Wanting to modernize a long-running Passion Play in his Montreal parish so it will be relevant to a wider audience, Catholic priest Father Le Clerc (Pelletier) hires Daniel (Bluteau), an intense young actor, to mount a new production. Daniel researches his role as Christ, gathers a motley cast of veteran players, and mounts a daring and provocative re-telling of the Biblical tale that horrifies Le Clerc, but becomes a smash hit in Quebec.

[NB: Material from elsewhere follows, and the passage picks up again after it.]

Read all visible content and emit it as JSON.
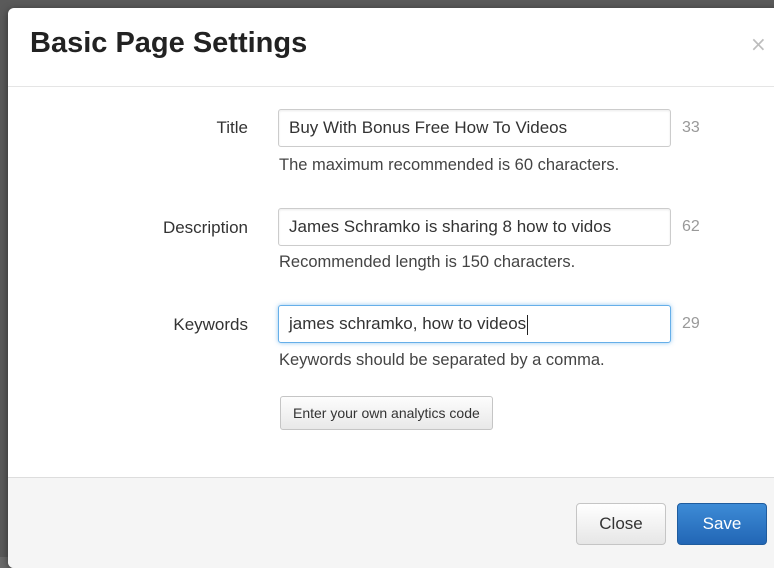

Quebecois director Arcand is known for intelligent and stimulating films like "Montreal," which broaches a controversial subject — the historical accuracy of Christ's crucifixion and the true message of his teachings — with flair. Bluteau is a charismatic presence, as is the marvelous Wilkening, playing the Mary Magdalene character. But it is more than a backstage drama: Daniel's quest to find his actors mirrors that of Jesus to find his disciples; in fact, life imitates religious art in many thought-provoking ways throughout "Montreal." Arcand finds plenty of opportunities to critique modern life, too, while staging "the greatest story ever told."